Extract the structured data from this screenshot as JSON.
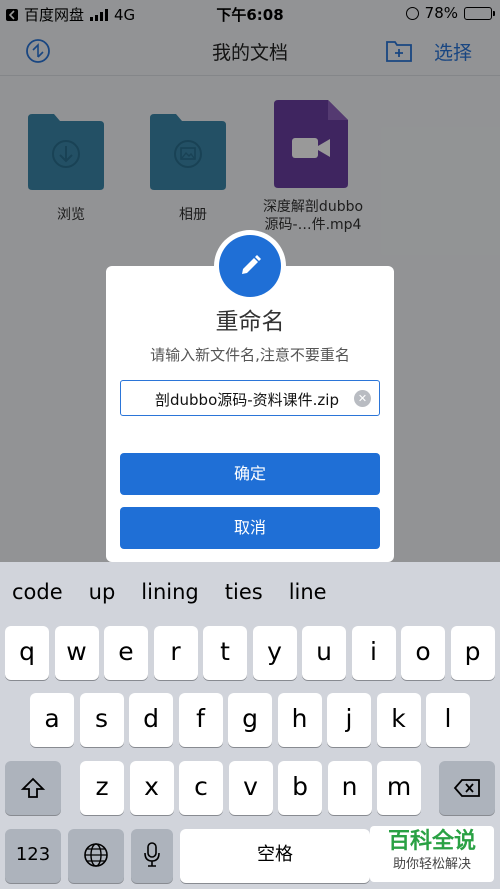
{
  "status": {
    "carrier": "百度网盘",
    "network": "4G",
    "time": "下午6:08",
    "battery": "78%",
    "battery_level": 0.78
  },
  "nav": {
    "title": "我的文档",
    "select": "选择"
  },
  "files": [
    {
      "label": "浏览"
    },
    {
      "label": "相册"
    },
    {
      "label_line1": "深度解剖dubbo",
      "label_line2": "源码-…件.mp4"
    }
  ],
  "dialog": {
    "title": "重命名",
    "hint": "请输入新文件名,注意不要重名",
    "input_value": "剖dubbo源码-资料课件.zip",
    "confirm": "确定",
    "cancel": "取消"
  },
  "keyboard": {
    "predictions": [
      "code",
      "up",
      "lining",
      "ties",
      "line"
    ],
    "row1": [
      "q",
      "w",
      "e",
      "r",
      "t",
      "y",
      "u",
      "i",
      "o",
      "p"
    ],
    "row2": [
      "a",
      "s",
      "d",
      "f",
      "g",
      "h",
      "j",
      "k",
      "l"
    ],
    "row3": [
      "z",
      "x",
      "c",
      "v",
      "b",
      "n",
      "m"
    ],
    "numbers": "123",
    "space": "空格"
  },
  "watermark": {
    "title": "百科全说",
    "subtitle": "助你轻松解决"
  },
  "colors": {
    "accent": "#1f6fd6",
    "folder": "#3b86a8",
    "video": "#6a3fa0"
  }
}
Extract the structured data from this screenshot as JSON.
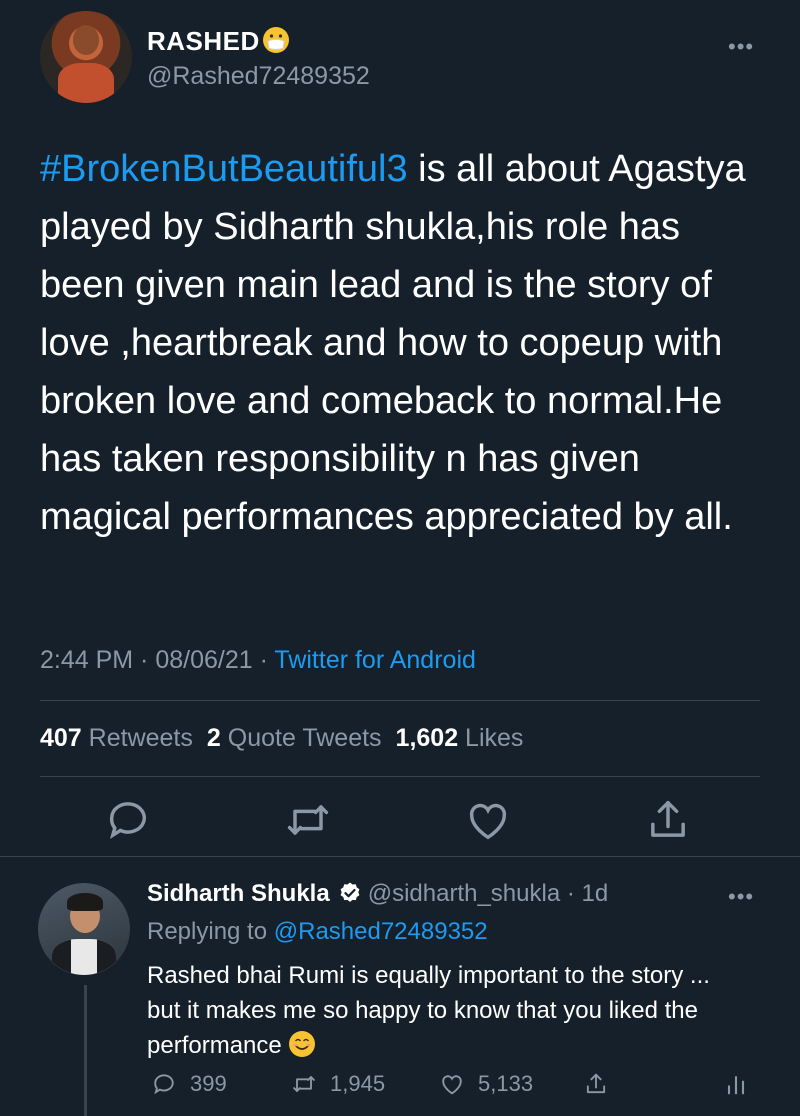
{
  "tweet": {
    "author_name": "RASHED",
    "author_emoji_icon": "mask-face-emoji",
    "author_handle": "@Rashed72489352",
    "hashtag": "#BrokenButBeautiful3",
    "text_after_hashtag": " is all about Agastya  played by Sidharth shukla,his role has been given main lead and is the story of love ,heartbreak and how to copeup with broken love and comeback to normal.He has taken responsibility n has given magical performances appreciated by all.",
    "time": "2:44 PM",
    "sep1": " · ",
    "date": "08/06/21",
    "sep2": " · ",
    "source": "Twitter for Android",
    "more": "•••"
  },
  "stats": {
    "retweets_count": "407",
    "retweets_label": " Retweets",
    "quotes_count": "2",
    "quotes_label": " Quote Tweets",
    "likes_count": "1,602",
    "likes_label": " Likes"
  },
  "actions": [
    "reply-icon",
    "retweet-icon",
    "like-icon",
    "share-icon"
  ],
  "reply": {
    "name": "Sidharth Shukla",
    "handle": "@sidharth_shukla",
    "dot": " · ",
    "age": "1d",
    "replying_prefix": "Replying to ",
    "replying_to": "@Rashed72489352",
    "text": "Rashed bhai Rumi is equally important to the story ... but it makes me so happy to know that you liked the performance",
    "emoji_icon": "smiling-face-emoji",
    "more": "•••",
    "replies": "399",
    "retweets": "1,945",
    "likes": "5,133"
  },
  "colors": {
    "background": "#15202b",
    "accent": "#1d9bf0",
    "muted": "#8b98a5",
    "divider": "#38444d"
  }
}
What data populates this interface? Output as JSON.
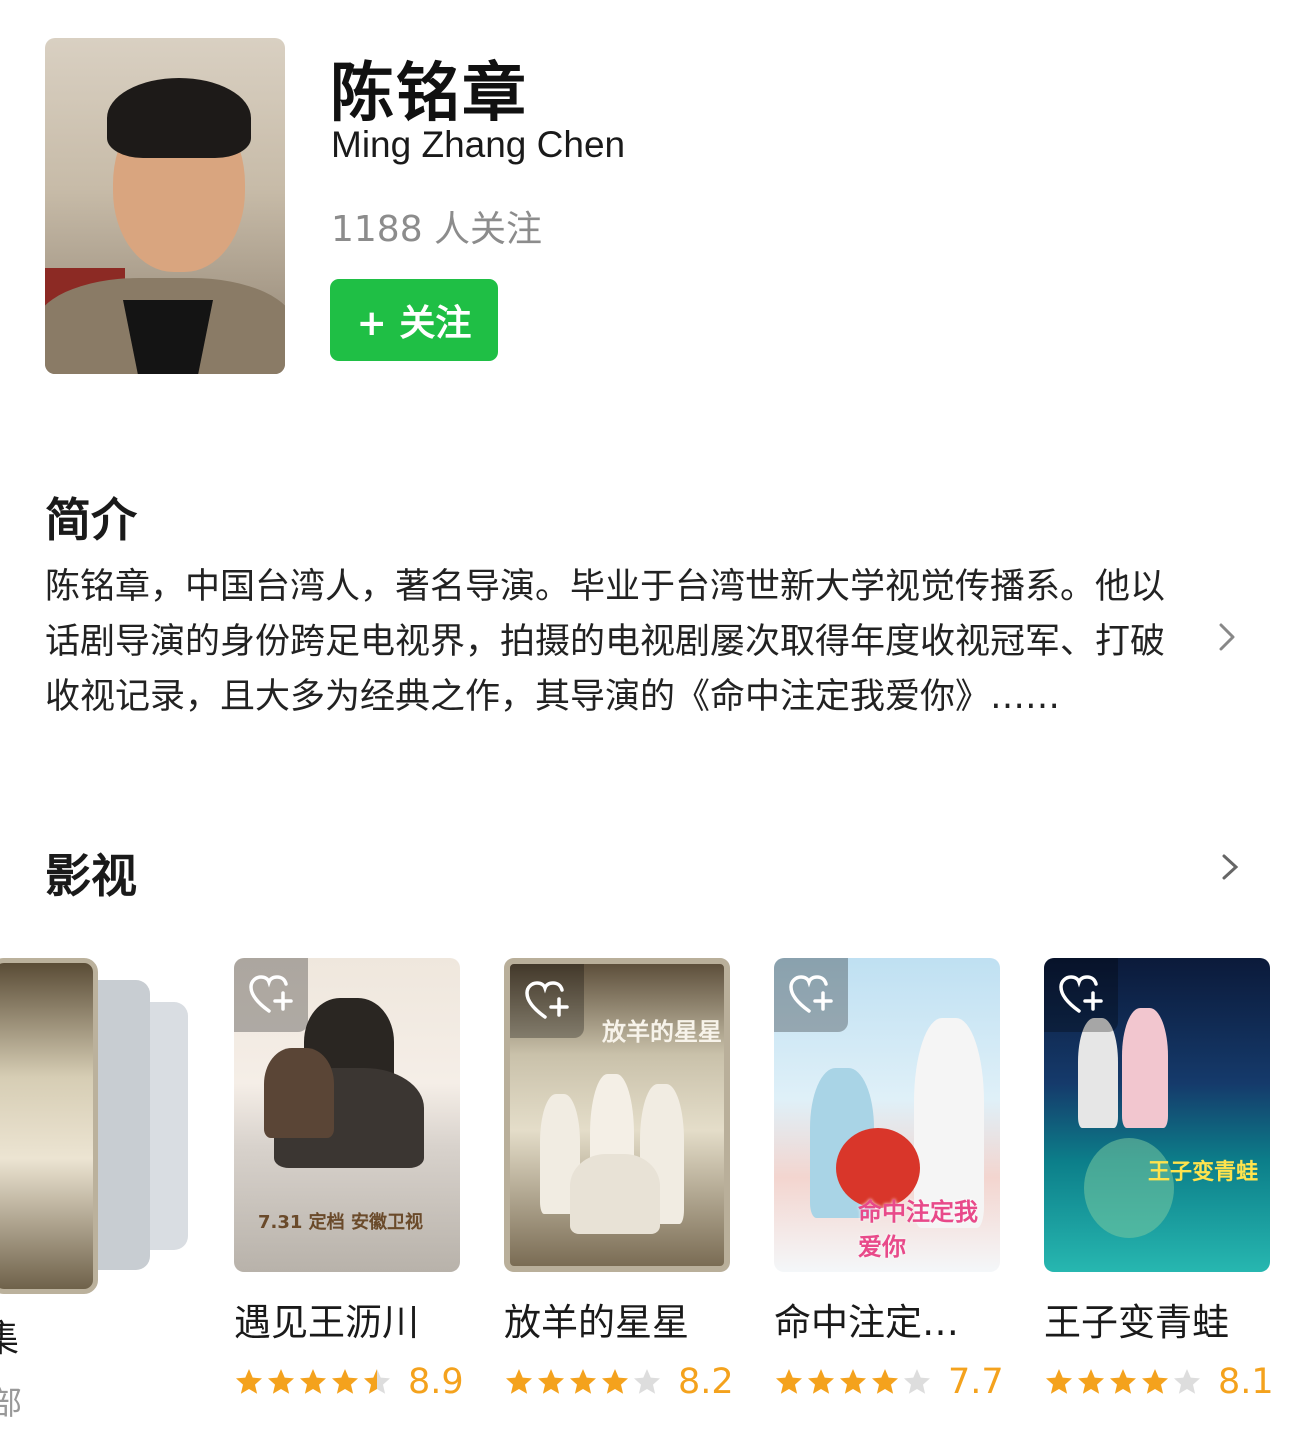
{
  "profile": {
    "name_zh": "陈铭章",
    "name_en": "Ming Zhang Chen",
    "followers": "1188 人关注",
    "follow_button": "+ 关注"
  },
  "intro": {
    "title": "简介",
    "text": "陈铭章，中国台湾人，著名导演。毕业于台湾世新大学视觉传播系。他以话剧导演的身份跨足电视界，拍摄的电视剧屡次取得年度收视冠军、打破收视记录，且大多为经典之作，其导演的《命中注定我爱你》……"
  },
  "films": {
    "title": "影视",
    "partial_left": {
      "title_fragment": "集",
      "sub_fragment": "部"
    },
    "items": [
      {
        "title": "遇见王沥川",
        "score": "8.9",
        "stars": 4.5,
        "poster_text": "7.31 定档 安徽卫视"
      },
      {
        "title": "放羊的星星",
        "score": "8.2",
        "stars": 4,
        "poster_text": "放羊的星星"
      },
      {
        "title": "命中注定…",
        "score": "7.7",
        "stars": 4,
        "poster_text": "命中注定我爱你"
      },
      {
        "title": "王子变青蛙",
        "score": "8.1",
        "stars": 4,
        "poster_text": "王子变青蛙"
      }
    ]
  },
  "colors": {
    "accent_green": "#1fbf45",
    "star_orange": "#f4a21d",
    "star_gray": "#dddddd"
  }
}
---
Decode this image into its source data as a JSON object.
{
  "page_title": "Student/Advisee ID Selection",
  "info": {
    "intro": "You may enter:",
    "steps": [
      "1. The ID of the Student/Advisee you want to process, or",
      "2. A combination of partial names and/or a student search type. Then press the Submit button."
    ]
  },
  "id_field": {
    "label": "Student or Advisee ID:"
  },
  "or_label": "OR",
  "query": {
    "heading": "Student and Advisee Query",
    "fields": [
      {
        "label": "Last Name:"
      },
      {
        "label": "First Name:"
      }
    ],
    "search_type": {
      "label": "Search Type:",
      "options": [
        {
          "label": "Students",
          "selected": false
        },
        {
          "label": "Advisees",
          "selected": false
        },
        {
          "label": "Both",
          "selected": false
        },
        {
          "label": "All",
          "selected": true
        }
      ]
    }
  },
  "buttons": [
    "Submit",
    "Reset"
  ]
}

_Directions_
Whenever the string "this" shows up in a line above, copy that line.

_Written reply_
Extract the structured data from this screenshot as JSON.
Extract the structured data from this screenshot as JSON.
What data populates this interface? Output as JSON.
Decode this image into its source data as a JSON object.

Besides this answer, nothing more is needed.